The conglomerate trimmed its stake in the world's largest retailer by 27% from 55.24 million shares to 40.23 million, leaving it with about $3 billion worth of Wal-Mart stock. Berkshire first began buying Wal-Mart in 2005, and in many ways, the retailer has historically been a typical Buffett stock.
Wal-Mart is the clear leader in retail, with about triple the sales of any other competitor. It grew voraciously over the last few decades by blanketing the U.S in superstores and acquiring subsidiaries abroad. With a strategy of everyday low prices and the economies of scale to ensure it could beat any competitor, the company was once unstoppable, offering the competitive moat that Buffett so values. From 2000-2010, revenue grew from $165 billion to more than $400 billion. However, in recent years, Wal-Mart's stampede has slowed.
The biggest factor in its sluggish growth appears to be the rise of e-commerce led by Amazon.com (NASDAQ:AMZN). Amazon has tested Wal-Mart's claim to low-price leadership, and its network of warehouses across the country has given an edge in convenience for many shoppers with its Prime loyalty program, which offers free two-day delivery.

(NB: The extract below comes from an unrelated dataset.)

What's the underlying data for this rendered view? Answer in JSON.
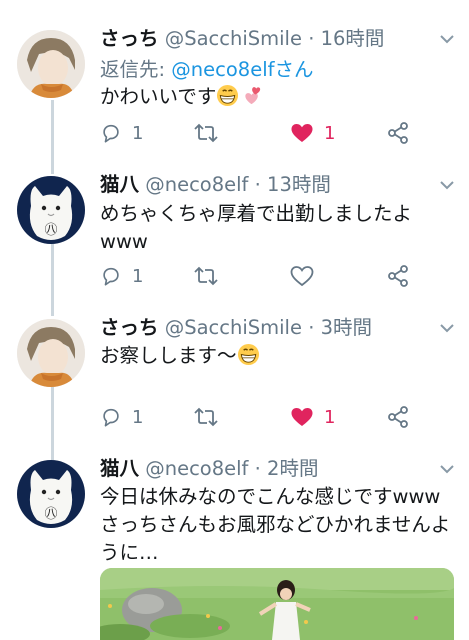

Buffett himself has recognized the power of Amazon and, with it, the threat it presents to Wal-Mart. The Oracle of Omaha has repeatedly rained praise on Jeff Bezos, the founder and CEO of Amazon.
In an interview with CNBC, Buffett said, "We haven't seen many businessmen like him," calling his ability to transform retail with Amazon "remarkable" and that he had an "amazing talent in figuring out how to please customers."
In 2013, Buffett called Bezos a "really smart guy" and a "great businessman" after Bezos bought The Washington Post, in which Buffett was a major shareholder at the time.
Last quarter did not mark the first time Berkshire dumped Wal-Mart shares as it sold 4 million shares last fall, meaning it's reduced its stake by about a third since last year.
Buffett has not directly addressed Berkshire's stake in Wal-Mart, but the stock has been a dud since Berkshire first bought the retailer. As the chart below shows, Amazon has jumped more than 2,000% since Berkshire invested in Wal-Mart, but the retail giant has even lagged the S&P 500.
Wal-Mart stock was a big winner through 1980s and '90s, but its share price stalled after the tech bubble burst as investors waited for profits to grow into its valuation.
Today, the company is facing a different dilemma. It's saturated the retail landscape with stores, but needs to build an e-commerce business worthy of competing with Amazon. Though Wal-Mart is still the clear leader in revenue, its huge sales figure makes it Amazon's biggest target. If it can't remain competitive, those sales could start to disappear.
Wal-Mart's latest earnings report offered some encouragement. The company saw e-commerce sales growth accelerate for the first time in two years and comparable sales increased to 1.6%. The retailer's investments to clean up stores, eliminate out-of-stocks, and roll out programs like grocery pickup seem to be paying off. Still, the threat from Amazon is only getting bigger as North American retail sales grew 28% in its most recent quarter and could top $80 billion this year.
With his reverence for Bezos and Wal-Mart's competitive advantage eroding, expect Berkshire to dump more of its stake in Wal-Mart over the coming years.